I am ashamed to live in a country where the population can support and thereby endorse racism, sexism, misogyny, and Islamophobia. Trump’s version of America is not the America in which I want to live.
I am angry with the Democratic Party for choosing a flawed candidate. I am angry with the Republican Party for standing by while their candidate made outrageous statements and outright lies and as his power increased meekly stood in line behind him.
Now, with no checks in the legislature on Trump’s power, it is up to members of Congress, without regard to Party affiliation, to monitor his words and actions, to speak up when his policies are detrimental to the United States and its citizens or endangers democracy and the world. Raise your voice loudly. Please. Our democracy depends on you.
Recent letter conflated ‘legal’ and ‘fair and square’
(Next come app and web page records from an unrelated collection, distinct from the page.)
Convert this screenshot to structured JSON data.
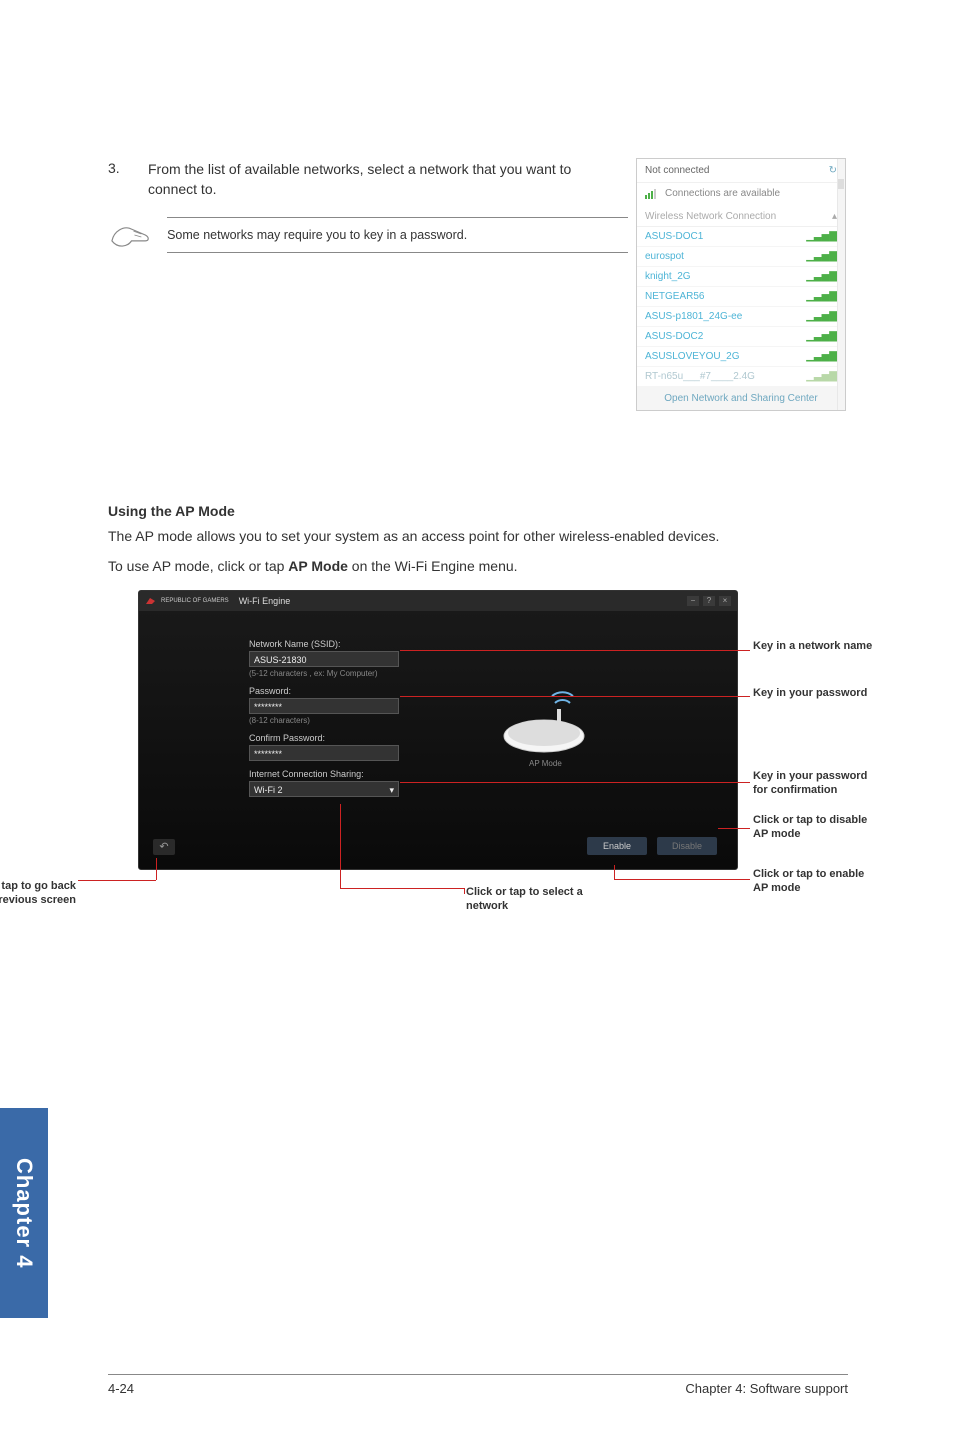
{
  "step": {
    "num": "3.",
    "text": "From the list of available networks, select a network that you want to connect to."
  },
  "note": {
    "text": "Some networks may require you to key in a password."
  },
  "net_popup": {
    "not_connected": "Not connected",
    "connections_available": "Connections are available",
    "section_label": "Wireless Network Connection",
    "items": [
      "ASUS-DOC1",
      "eurospot",
      "knight_2G",
      "NETGEAR56",
      "ASUS-p1801_24G-ee",
      "ASUS-DOC2",
      "ASUSLOVEYOU_2G",
      "RT-n65u___#7____2.4G"
    ],
    "footer": "Open Network and Sharing Center"
  },
  "ap_section": {
    "heading": "Using the AP Mode",
    "desc": "The AP mode allows you to set your system as an access point for other wireless-enabled devices.",
    "instr_pre": "To use AP mode, click or tap ",
    "instr_bold": "AP Mode",
    "instr_post": " on the Wi-Fi Engine menu."
  },
  "engine": {
    "titlebar_brand": "REPUBLIC OF GAMERS",
    "titlebar_title": "Wi-Fi Engine",
    "ssid_label": "Network Name (SSID):",
    "ssid_value": "ASUS-21830",
    "ssid_hint": "(5-12 characters , ex: My Computer)",
    "pw_label": "Password:",
    "pw_value": "********",
    "pw_hint": "(8-12 characters)",
    "confirm_label": "Confirm Password:",
    "confirm_value": "********",
    "share_label": "Internet Connection Sharing:",
    "share_value": "Wi-Fi 2",
    "ap_mode_label": "AP Mode",
    "enable_btn": "Enable",
    "disable_btn": "Disable"
  },
  "callouts": {
    "name": "Key in a network name",
    "password": "Key in your password",
    "confirm": "Key in your password for confirmation",
    "disable": "Click or tap to disable AP mode",
    "enable": "Click or tap to enable AP mode",
    "back": "Click or tap to go back to previous screen",
    "select": "Click or tap to select a network"
  },
  "side_tab": "Chapter 4",
  "footer": {
    "left": "4-24",
    "right": "Chapter 4: Software support"
  }
}
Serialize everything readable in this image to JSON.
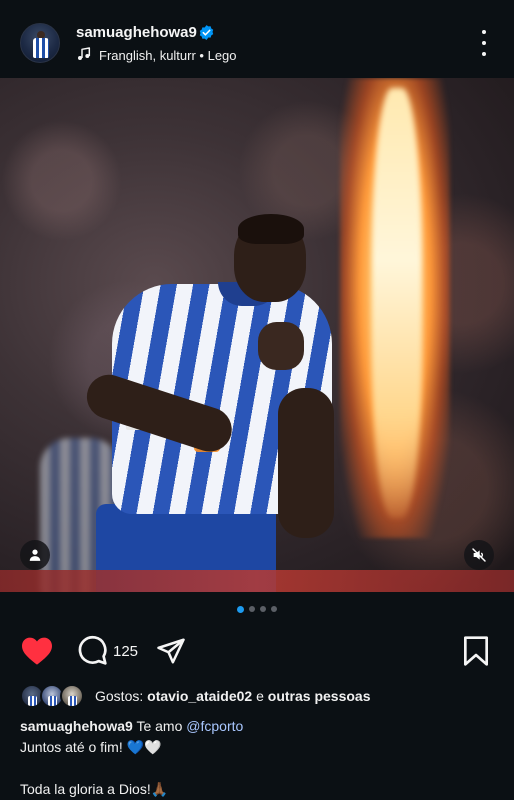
{
  "header": {
    "username": "samuaghehowa9",
    "audio_text": "Franglish, kulturr • Lego"
  },
  "carousel": {
    "total": 4,
    "active_index": 0
  },
  "actions": {
    "comment_count": "125"
  },
  "likes": {
    "prefix": "Gostos: ",
    "first_liker": "otavio_ataide02",
    "connector": " e ",
    "others": "outras pessoas"
  },
  "caption": {
    "username": "samuaghehowa9",
    "text1": "Te amo ",
    "mention": "@fcporto",
    "line2": "Juntos até o fim! 💙🤍",
    "line4": "Toda la gloria a Dios!🙏🏾"
  },
  "colors": {
    "background": "#0b1014",
    "like_red": "#ff3040",
    "verified_blue": "#0095f6",
    "active_dot": "#1d9bf0",
    "mention": "#a9c7ff"
  }
}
Thursday’s letter from Creighton Bricker (“Protesters should know that Trump won fair and square”) conflates two non-synonymous standards – legal and “fair and square”.
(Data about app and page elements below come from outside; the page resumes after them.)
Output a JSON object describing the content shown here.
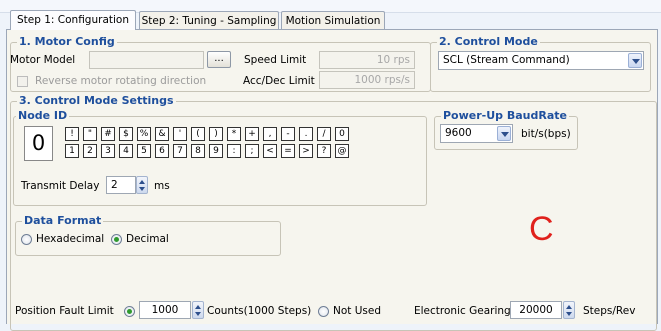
{
  "tabs": [
    {
      "label": "Step 1: Configuration",
      "active": true
    },
    {
      "label": "Step 2: Tuning - Sampling",
      "active": false
    },
    {
      "label": "Motion Simulation",
      "active": false
    }
  ],
  "motor_config": {
    "title": "1. Motor Config",
    "model_label": "Motor Model",
    "model_value": "",
    "browse_label": "...",
    "speed_limit_label": "Speed Limit",
    "speed_limit_value": "10 rps",
    "reverse_label": "Reverse motor rotating direction",
    "accdec_label": "Acc/Dec Limit",
    "accdec_value": "1000 rps/s"
  },
  "control_mode": {
    "title": "2. Control Mode",
    "selected": "SCL (Stream Command)"
  },
  "control_settings": {
    "title": "3. Control Mode Settings",
    "node_id": {
      "title": "Node ID",
      "value": "0",
      "keys_row1": [
        "!",
        "\"",
        "#",
        "$",
        "%",
        "&",
        "'",
        "(",
        ")",
        "*",
        "+",
        ",",
        "-",
        ".",
        "/",
        "0"
      ],
      "keys_row2": [
        "1",
        "2",
        "3",
        "4",
        "5",
        "6",
        "7",
        "8",
        "9",
        ":",
        ";",
        "<",
        "=",
        ">",
        "?",
        "@"
      ],
      "transmit_delay_label": "Transmit Delay",
      "transmit_delay_value": "2",
      "transmit_delay_unit": "ms"
    },
    "baudrate": {
      "title": "Power-Up BaudRate",
      "value": "9600",
      "unit": "bit/s(bps)"
    },
    "data_format": {
      "title": "Data Format",
      "options": [
        {
          "label": "Hexadecimal",
          "selected": false
        },
        {
          "label": "Decimal",
          "selected": true
        }
      ]
    },
    "annotation": "C",
    "annotation_color": "#e0211c"
  },
  "bottom": {
    "position_fault_label": "Position Fault Limit",
    "position_fault_value": "1000",
    "position_fault_unit": "Counts(1000 Steps)",
    "not_used_label": "Not Used",
    "gearing_label": "Electronic Gearing",
    "gearing_value": "20000",
    "gearing_unit": "Steps/Rev"
  }
}
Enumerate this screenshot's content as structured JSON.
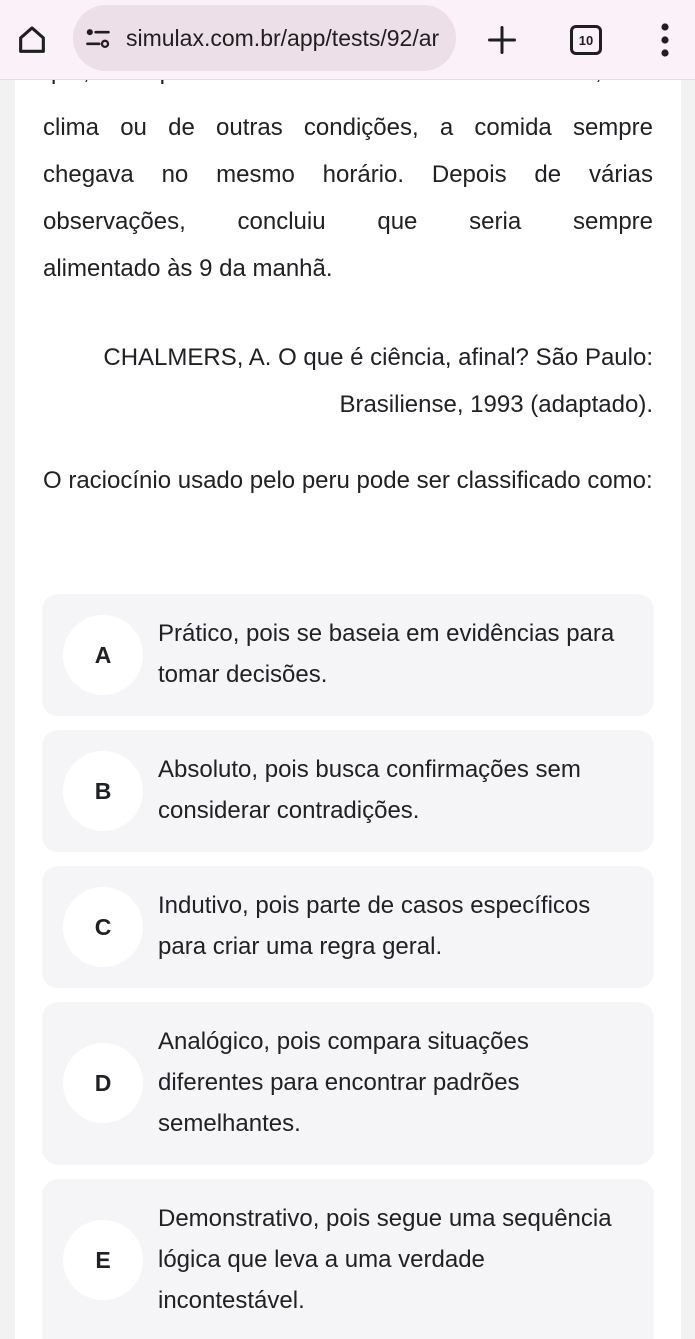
{
  "browser": {
    "url": "simulax.com.br/app/tests/92/ar",
    "tab_count": "10",
    "icons": [
      "home-icon",
      "tune-icon",
      "plus-icon",
      "tabs-icon",
      "more-vert-icon"
    ]
  },
  "passage": {
    "cut_line": "que, independentemente do dia da semana, do",
    "lines": [
      "clima ou de outras condições, a comida sempre",
      "chegava no mesmo horário. Depois de várias",
      "observações, concluiu que seria sempre",
      "alimentado às 9 da manhã."
    ]
  },
  "citation": {
    "line1": "CHALMERS, A. O que é ciência, afinal? São Paulo:",
    "line2": "Brasiliense, 1993 (adaptado)."
  },
  "question": "O raciocínio usado pelo peru pode ser classificado como:",
  "options": [
    {
      "letter": "A",
      "text": "Prático, pois se baseia em evidências para tomar decisões."
    },
    {
      "letter": "B",
      "text": "Absoluto, pois busca confirmações sem considerar contradições."
    },
    {
      "letter": "C",
      "text": "Indutivo, pois parte de casos específicos para criar uma regra geral."
    },
    {
      "letter": "D",
      "text": "Analógico, pois compara situações diferentes para encontrar padrões semelhantes."
    },
    {
      "letter": "E",
      "text": "Demonstrativo, pois segue uma sequência lógica que leva a uma verdade incontestável."
    }
  ],
  "colors": {
    "toolbar_bg": "#fbf1f8",
    "urlbar_bg": "#ecdfe8",
    "option_bg": "#f5f5f7",
    "page_bg": "#f2f2f2"
  }
}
While those “protesters should know that Trump won” the election legally under Article II, Section 1, of our Constitution (providing for the Electoral College), Bricker himself surely must know – as do those protesters – that Trump did not win “fair and square” (a familiar idiom meaning “honestly and straightforwardly”).
Rather, by all objective measures, Trump was the most dishonest presidential candidate in U.S. history – cynically banking on the now-confirmed expectation that his devoted base of resentment-filled “deplorables” was entirely immune from fact-checking and would continue to be mesmerized by his rhetoric even when they knew he was lying.
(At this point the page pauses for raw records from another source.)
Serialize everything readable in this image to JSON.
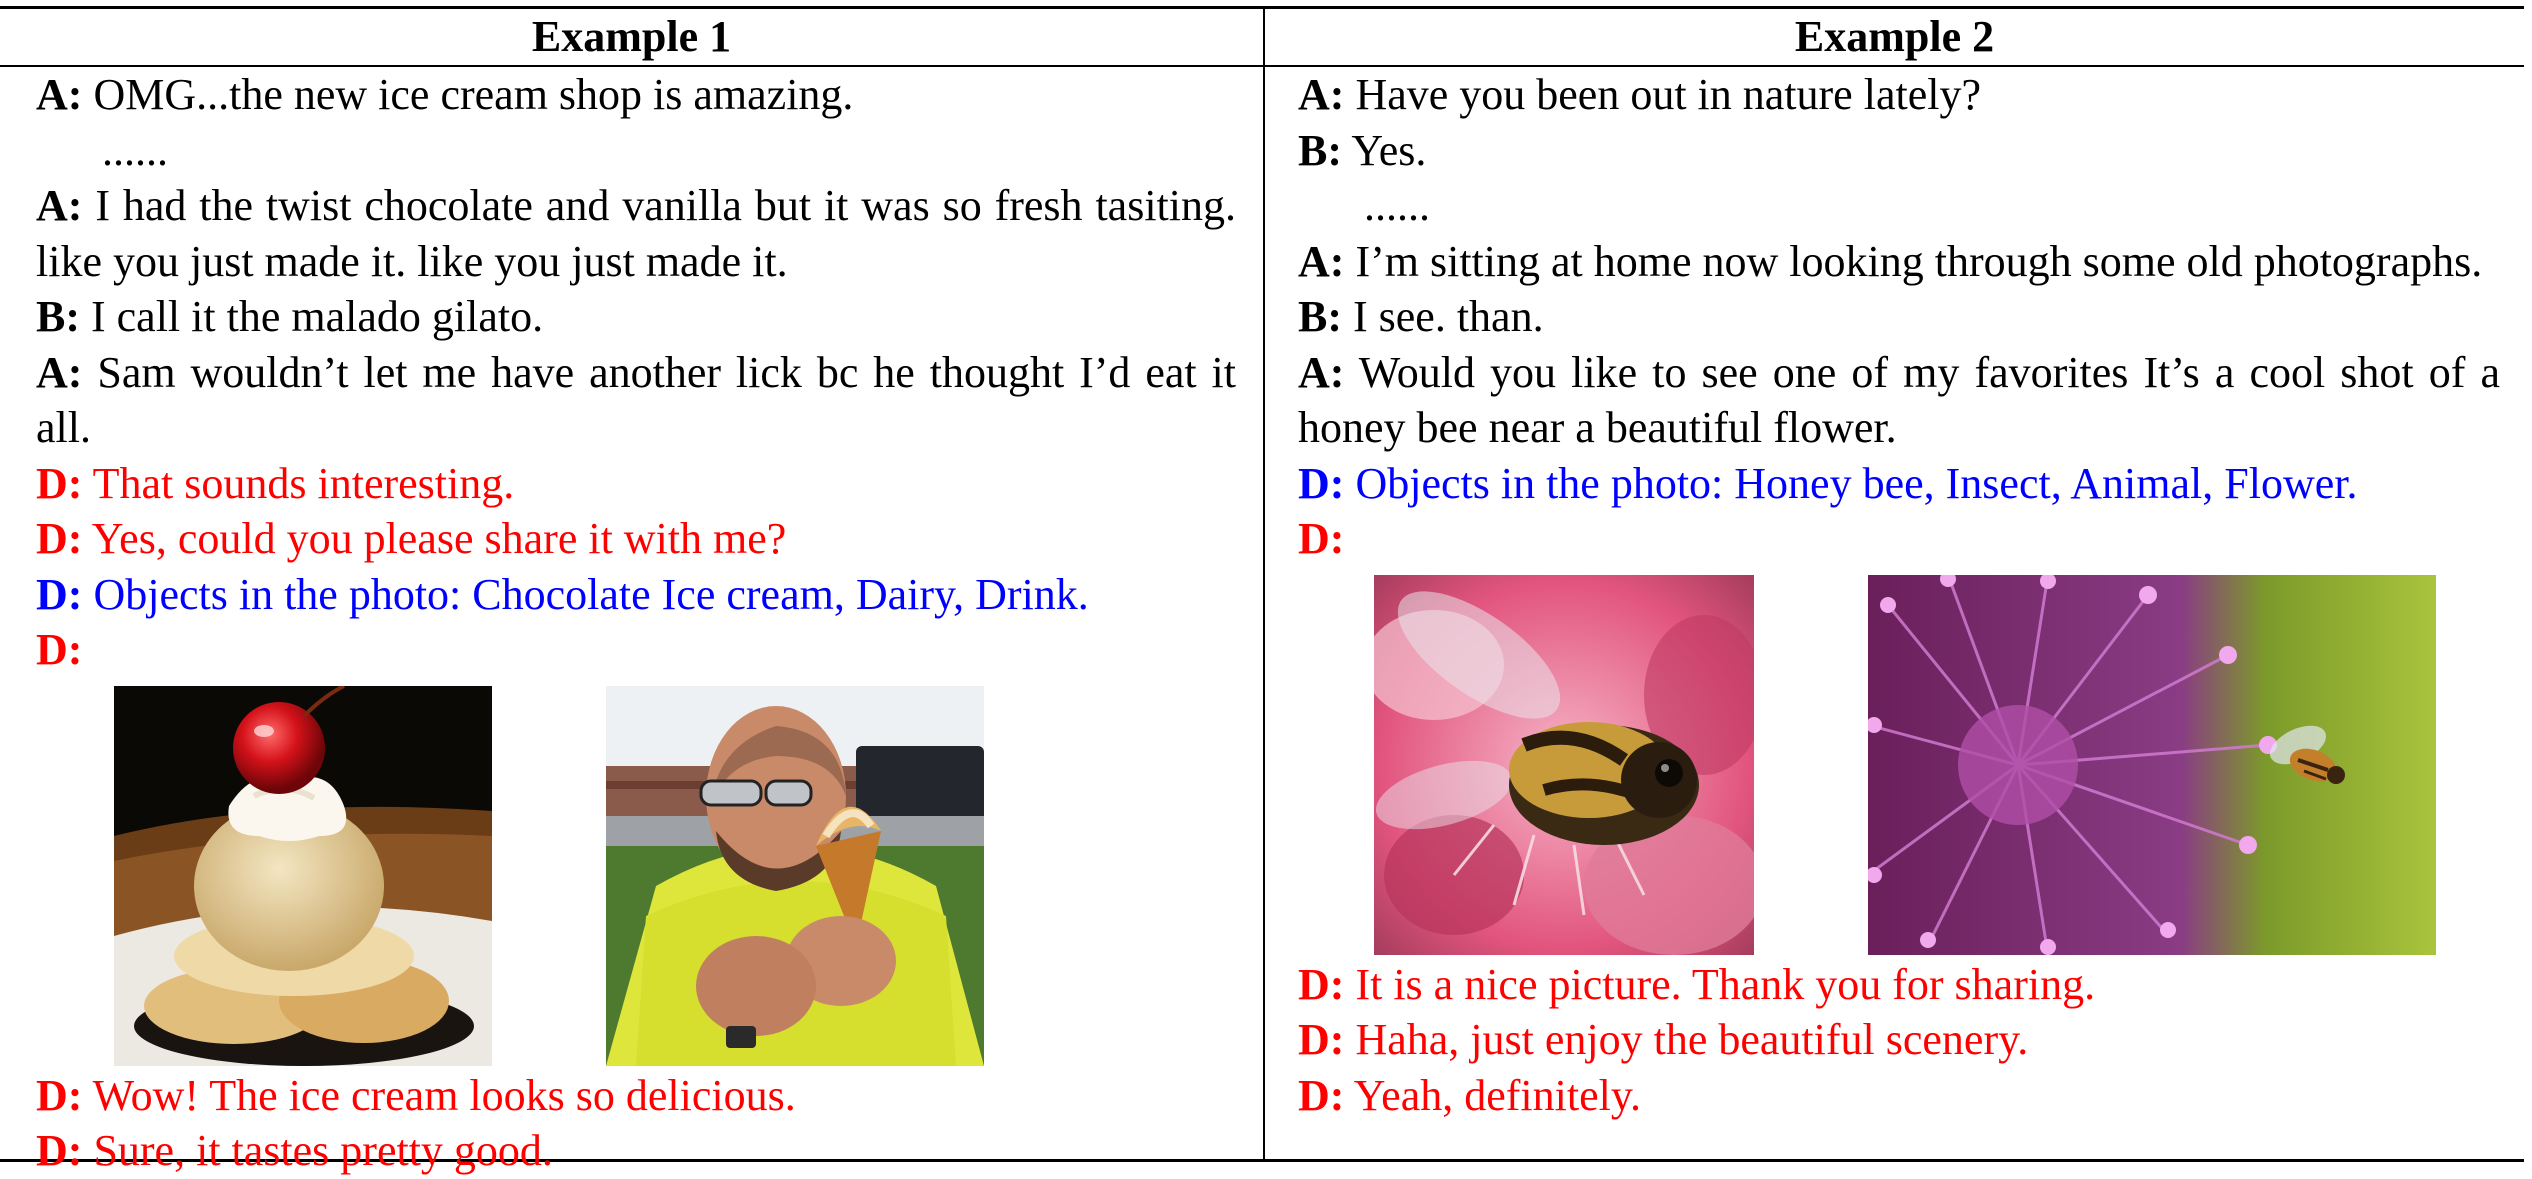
{
  "headers": [
    "Example 1",
    "Example 2"
  ],
  "example1": {
    "turns_before": [
      {
        "speaker": "A:",
        "text": " OMG...the new ice cream shop is amazing."
      },
      {
        "ellipsis": "......"
      },
      {
        "speaker": "A:",
        "text": " I had the twist chocolate and vanilla but it was so fresh tasiting. like you just made it. like you just made it."
      },
      {
        "speaker": "B:",
        "text": " I call it the malado gilato."
      },
      {
        "speaker": "A:",
        "text": " Sam wouldn’t let me have another lick bc he thought I’d eat it all."
      },
      {
        "speaker": "D:",
        "text": " That sounds interesting."
      },
      {
        "speaker": "D:",
        "text": " Yes, could you please share it with me?"
      },
      {
        "speaker": "D:",
        "text": " Objects in the photo: Chocolate Ice cream, Dairy, Drink."
      },
      {
        "speaker": "D:",
        "text": ""
      }
    ],
    "images": [
      "ice-cream-dessert-photo",
      "man-holding-ice-cream-photo"
    ],
    "turns_after": [
      {
        "speaker": "D:",
        "text": " Wow! The ice cream looks so delicious."
      },
      {
        "speaker": "D:",
        "text": " Sure, it tastes pretty good."
      }
    ]
  },
  "example2": {
    "turns_before": [
      {
        "speaker": "A:",
        "text": " Have you been out in nature lately?"
      },
      {
        "speaker": "B:",
        "text": " Yes."
      },
      {
        "ellipsis": "......"
      },
      {
        "speaker": "A:",
        "text": " I’m sitting at home now looking through some old photographs."
      },
      {
        "speaker": "B:",
        "text": " I see. than."
      },
      {
        "speaker": "A:",
        "text": " Would you like to see one of my favorites It’s a cool shot of a honey bee near a beautiful flower."
      },
      {
        "speaker": "D:",
        "text": " Objects in the photo: Honey bee, Insect, Animal, Flower."
      },
      {
        "speaker": "D:",
        "text": ""
      }
    ],
    "images": [
      "bee-on-pink-flower-photo",
      "bee-near-purple-allium-photo"
    ],
    "turns_after": [
      {
        "speaker": "D:",
        "text": " It is a nice picture. Thank you for sharing."
      },
      {
        "speaker": "D:",
        "text": " Haha, just enjoy the beautiful scenery."
      },
      {
        "speaker": "D:",
        "text": " Yeah, definitely."
      }
    ]
  },
  "colors": {
    "system_red": "#ff0000",
    "object_blue": "#0000ff",
    "human_black": "#000000"
  }
}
Likewise, while Trump’s campaign was “straightforward” in its direct appeal to atavistic racism, sexism, misogyny, homophobia, nativism, and religious intolerance, he still has not released his tax returns (the most “straightforward” proof of personal integrity) and has confidently taken conflicting positions on a host of issues – even as he, Pence, and other surrogates bald-facedly denied saying what is captured on video-tape and tweets.
Bricker also employs the oldest propagandistic trick in the books – projecting his own bigotry on those who call out bigotry when they see it. Bricker’s “tell” is conveniently ignoring the facts that Trump’s political rise began with racist “birtherism,” that he then stoked exaggerated fears of Hispanic and Muslim immigrants, and that Republicans in the South oppose Medicaid expansion because it disproportionately benefits minorities.
Protestors perceive that a victorious minority of misled voters abandoned democracy in favor of a would-be autocrat. Group photos of the Trump family resemble those of the Romanovs (with Stephen Bannon mimicking Rasputin off-camera). While no one seeks for them the fate that befell the Romanovs, only the delusional can seriously believe that a dubious and amateurish Trump presidency combined with twice-failed Republican fiscal policies will “Make America Great Again.”